PROBLEM: Identify each line below that contains the word "value", and copy it out.

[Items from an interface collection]
============

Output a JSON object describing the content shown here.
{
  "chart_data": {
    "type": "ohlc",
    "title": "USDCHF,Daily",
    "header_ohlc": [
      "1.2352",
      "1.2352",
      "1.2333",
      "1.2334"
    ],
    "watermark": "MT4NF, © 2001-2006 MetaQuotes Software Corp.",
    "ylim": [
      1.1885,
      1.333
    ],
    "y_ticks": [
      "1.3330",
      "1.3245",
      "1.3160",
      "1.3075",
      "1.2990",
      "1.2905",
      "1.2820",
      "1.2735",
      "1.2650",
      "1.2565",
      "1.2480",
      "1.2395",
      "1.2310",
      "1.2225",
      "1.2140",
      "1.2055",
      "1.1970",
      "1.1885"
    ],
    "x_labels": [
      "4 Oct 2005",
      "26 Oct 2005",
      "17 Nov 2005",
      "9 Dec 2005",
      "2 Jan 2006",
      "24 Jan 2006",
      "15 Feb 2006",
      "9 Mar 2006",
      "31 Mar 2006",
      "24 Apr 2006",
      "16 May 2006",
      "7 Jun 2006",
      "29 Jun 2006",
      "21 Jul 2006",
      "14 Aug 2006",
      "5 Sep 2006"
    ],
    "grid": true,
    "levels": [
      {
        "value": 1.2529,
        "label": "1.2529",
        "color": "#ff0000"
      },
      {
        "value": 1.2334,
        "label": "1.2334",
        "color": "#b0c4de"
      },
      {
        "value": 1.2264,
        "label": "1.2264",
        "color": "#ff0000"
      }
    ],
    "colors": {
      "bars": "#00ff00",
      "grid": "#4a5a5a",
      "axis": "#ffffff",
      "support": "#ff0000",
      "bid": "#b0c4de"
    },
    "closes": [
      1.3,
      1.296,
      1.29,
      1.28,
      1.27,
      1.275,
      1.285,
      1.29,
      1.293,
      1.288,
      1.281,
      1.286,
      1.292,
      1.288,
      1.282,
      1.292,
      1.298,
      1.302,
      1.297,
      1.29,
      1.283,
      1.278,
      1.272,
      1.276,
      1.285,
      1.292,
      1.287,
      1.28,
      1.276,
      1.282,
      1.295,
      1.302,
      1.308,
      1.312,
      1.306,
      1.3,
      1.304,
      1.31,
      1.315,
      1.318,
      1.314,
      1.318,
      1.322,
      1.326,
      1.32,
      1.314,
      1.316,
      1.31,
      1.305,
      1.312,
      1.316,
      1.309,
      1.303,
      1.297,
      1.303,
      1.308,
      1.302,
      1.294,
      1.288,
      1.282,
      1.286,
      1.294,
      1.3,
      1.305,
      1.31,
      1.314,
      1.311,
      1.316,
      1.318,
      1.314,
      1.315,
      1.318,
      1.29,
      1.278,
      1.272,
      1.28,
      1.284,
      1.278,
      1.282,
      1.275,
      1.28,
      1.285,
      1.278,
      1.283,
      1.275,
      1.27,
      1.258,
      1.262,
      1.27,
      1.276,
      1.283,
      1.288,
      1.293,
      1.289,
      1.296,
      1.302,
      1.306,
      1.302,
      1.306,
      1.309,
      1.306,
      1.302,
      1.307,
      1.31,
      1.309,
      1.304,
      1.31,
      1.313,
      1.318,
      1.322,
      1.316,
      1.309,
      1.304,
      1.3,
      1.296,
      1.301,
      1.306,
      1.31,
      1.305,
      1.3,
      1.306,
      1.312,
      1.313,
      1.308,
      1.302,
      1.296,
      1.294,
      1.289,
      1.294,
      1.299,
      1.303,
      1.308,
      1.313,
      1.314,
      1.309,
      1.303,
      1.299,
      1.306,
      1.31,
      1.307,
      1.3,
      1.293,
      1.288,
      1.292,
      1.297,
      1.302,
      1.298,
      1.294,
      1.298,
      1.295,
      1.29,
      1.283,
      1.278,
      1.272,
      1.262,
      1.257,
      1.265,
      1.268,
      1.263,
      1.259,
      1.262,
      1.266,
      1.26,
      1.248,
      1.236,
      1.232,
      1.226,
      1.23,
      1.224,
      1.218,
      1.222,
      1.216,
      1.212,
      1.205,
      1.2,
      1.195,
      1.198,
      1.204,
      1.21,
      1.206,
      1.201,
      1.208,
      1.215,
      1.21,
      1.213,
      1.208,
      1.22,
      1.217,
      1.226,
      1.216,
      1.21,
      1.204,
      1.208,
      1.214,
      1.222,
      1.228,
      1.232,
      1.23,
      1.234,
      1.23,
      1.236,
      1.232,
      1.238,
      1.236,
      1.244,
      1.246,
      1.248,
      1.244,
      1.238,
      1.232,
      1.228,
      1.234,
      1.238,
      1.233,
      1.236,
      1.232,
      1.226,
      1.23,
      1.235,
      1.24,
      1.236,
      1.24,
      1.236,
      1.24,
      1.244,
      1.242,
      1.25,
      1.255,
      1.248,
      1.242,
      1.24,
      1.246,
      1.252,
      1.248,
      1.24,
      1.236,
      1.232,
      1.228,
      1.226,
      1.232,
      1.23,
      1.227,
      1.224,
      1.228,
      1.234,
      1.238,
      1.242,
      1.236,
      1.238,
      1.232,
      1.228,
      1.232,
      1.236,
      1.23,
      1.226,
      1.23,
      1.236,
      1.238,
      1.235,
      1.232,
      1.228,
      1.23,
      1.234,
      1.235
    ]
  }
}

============

SOLUTION:
        "value": 1.2529,
        "value": 1.2334,
        "value": 1.2264,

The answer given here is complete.